It is said that by 2035 the African continent shall be having the biggest number of workers globally. Also, it’s worth mentioning that roughly 70% of the current African population are young people aged below 30 – this proportion is postulated to grow as the years go by. What this implies is that the greatest constituent of the workforce on the continent shall be young people. This means that it’s critically important that the welfare of young be prioritized. This doesn’t only refer to their health but also to their education especially preparing them for the future by acquiring digital skills. Essentially a lot has to be done because presently youth unemployment is extremely high on the continent particularly here in Zimbabwe. Here in I touch on some of the key issues highlighted in Liquid Telecom’s report.

Opportunities For Development

The first great thing about young people on the continent is their zeal and hunger for digital knowledge. Regardless of the fact that internet connectivity is not yet widespread in Africa, there has been tremendous progress made in providing access to online platforms. Liquid Telecom is committed, along with various other players, to ensure more and more young people have access to online learning platforms. Some of the key learning areas most relevant to African challenges are artificial intelligence (AI), internet of things (IoT), machine learning, cloud computing and data science. These are areas which if grasped by young people will give birth to enterprising solutions to the continent’s challenges. Startups, incubators and accelerators are actually placing an ever-increasing intent on these fields. So the growing interest amongst young people and amongst various types of facilitators in the quest to become digitally sound is a breeding ground for great future prospects.

Skills For 21st Century Africa

Last year saw the marked emergence of startups across the continent. It’s reported that roughly a combined total of USD726 million was raised by startups that came onto the scene last year. This growing interest is one of the reasons why Liquid Telecom is now heavily vested in digital skills development through partnerships with tech hubs and startups across the whole continent. They have also developed an online platform, 21CSkills, which offers accredited online courses in strategic fields such as AI and the ones I mentioned earlier. The platform was started this year and so far at least 500 young people across Africa have been enrolled. The 21CSkills platform is also fostering group learning and interactions through study groups and competitions such as DataHack4FI. The competition’s main thrust is cultivating the use of data science to come up with financial inclusion solutions to everyday challenges. This should serve as an inspiration to young people to get involved in the field of data science – it’s laden with great opportunities. Some of the courses offered on the 21CSkills platform are Introduction to Data Science, Analytics Storytelling for Impact and Developing Big Data Solutions with Azure Machine Learning.

Digital Initiatives To Watch In 2019

There are a number of digital initiatives currently underway in several countries such as Zimbabwe, South Africa, Botswana, Rwanda, Zambia, Tanzania, Kenya and Uganda. I’ll briefly touch on some of the initiatives that are on-going in Zimbabwe, South Africa and Botswana.
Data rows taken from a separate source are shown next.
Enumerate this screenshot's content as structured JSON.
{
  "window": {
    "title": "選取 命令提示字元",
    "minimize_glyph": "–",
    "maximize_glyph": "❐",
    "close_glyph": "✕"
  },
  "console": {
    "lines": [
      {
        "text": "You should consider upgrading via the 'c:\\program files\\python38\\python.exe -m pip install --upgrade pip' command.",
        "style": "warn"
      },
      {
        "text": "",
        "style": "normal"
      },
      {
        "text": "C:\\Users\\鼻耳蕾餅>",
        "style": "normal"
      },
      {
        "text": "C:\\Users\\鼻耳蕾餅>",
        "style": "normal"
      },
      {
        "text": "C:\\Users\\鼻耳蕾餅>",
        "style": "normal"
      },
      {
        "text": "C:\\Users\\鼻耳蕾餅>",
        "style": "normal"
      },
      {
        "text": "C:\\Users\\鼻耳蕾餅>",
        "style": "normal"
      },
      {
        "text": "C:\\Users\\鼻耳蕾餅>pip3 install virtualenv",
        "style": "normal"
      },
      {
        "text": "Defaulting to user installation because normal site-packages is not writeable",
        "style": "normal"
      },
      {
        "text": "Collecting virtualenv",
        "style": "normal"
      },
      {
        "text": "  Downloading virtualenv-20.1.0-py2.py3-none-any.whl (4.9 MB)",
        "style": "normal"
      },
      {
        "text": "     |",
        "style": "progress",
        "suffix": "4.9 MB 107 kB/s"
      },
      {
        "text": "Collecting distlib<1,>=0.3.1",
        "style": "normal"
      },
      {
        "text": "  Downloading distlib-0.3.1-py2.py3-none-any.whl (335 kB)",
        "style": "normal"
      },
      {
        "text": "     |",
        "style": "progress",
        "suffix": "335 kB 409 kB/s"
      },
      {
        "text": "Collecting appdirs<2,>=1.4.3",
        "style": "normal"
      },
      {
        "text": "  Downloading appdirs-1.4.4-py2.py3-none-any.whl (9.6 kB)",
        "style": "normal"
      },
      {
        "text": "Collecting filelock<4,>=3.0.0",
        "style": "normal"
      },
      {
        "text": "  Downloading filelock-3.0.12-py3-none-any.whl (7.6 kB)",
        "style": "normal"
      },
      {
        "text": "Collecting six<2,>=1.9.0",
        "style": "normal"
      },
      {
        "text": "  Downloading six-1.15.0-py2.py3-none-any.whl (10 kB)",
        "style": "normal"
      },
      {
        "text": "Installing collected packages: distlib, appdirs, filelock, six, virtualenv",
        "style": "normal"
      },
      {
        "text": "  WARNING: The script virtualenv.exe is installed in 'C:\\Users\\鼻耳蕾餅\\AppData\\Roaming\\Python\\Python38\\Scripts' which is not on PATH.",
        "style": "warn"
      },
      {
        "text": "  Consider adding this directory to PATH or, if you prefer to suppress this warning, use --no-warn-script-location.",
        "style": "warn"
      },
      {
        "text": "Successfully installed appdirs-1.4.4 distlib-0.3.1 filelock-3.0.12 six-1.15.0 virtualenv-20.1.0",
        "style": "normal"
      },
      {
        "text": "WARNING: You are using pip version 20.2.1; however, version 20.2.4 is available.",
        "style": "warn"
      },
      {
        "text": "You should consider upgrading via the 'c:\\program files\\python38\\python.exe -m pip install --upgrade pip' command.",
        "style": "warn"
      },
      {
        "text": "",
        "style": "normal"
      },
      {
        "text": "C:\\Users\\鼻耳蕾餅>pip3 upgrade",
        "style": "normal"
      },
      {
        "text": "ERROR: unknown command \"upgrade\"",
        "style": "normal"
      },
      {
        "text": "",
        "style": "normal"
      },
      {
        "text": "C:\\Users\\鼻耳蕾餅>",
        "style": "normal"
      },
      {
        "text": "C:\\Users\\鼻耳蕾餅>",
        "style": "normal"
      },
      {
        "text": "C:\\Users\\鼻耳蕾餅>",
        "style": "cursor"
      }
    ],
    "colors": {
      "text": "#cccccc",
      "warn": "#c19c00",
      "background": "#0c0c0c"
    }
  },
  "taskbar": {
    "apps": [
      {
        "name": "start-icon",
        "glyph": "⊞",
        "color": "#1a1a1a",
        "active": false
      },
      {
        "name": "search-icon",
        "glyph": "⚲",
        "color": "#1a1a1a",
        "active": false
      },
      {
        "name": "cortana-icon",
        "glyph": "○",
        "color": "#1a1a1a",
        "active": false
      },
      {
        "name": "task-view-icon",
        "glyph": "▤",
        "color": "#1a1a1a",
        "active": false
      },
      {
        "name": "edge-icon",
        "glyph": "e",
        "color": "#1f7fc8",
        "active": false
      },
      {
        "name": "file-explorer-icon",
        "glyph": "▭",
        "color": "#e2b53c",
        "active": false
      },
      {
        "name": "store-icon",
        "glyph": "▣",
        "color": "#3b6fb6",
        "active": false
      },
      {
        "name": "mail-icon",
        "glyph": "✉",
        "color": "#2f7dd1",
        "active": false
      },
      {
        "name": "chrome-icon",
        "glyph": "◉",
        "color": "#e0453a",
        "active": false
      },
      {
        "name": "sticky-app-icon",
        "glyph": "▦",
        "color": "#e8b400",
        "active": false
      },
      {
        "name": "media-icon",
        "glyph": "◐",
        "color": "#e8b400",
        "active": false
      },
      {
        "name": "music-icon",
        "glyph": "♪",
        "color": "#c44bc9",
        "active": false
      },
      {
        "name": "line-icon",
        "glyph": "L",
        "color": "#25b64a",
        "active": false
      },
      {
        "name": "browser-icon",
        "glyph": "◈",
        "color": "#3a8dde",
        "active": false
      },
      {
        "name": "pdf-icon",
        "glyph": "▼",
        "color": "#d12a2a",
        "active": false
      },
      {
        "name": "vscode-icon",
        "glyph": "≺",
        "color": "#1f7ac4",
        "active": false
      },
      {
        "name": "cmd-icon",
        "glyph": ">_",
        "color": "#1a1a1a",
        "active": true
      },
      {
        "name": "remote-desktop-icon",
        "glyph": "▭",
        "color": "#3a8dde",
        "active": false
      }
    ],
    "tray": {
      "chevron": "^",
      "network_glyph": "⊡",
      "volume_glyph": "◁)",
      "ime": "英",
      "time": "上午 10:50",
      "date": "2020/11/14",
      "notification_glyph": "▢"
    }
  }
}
Tertiary education curricula are now being realigned to synch with science and technology fields. This is bent on reviving local industrialization with the aim of reaching significant targets by 2030. Last year the government indicated their commitment to developing innovation hubs in 6 universities. The initiative was created with a  USD15 million investment with an objective to revamp or redo some of the archaic higher and tertiary education infrastructure. There’s of course a need for more funding in order to cover much bigger ground. Liquid Telecom is also helping out by establishing internet connectivity and access to digital skills acquirement for local tertiary institutions. Microsoft, Facebook and Google are some of the global tech titans partnering with local organizations to roll out digital skills training for a wide array of demographics.

South Africa

The government is pursuing to achieve a big industry 4.0 environment. There are plans to ensure that in the next 6 years all students will be equipped with tablets as part of wide efforts to enact widespread e-learning. There’s now also a Small Business Incubation Programme of tech hubs and incubators meant to equip SMEs with digital skills for 21st century entrepreneurship.


The government is pursuant to a digital economy through technical and vocational skills development. They are also intensifying efforts in digitization by investing in research and development (R&D) in science, technology and innovation. They are also focusing on infrastructural development in the energy and ICT sectors. The approach is holistic by incorporating both the public and private sectors.

Women In Tech

Women have been distanced from inclusion in key sectors but the tech sector holds great prospects for them. Studies have shown that companies or businesses that are gender diverse and inclusive are 15% more likely to succeed than those that aren’t. One of the ways to foster female inclusion in tech is through promoting STEM subjects in higher and tertiary education. Another key catalyst for female inclusion is getting more women involved in the investment communities. There’s also a need to support women who are daring so that they actually found their own tech startups.

Digital skills development must now be across the whole spectrum from the classroom to the career field and the market place. As many as 20 million young African are projected to join the African workforce every year for the next 30 years. This shows how important focus must be placed on nurturing tech talent amongst young people from the ground up. There’s a need for young people to have a solid background in mathematics and statistics in order to easily grasp the inner-workings of the 4th industrial revolution.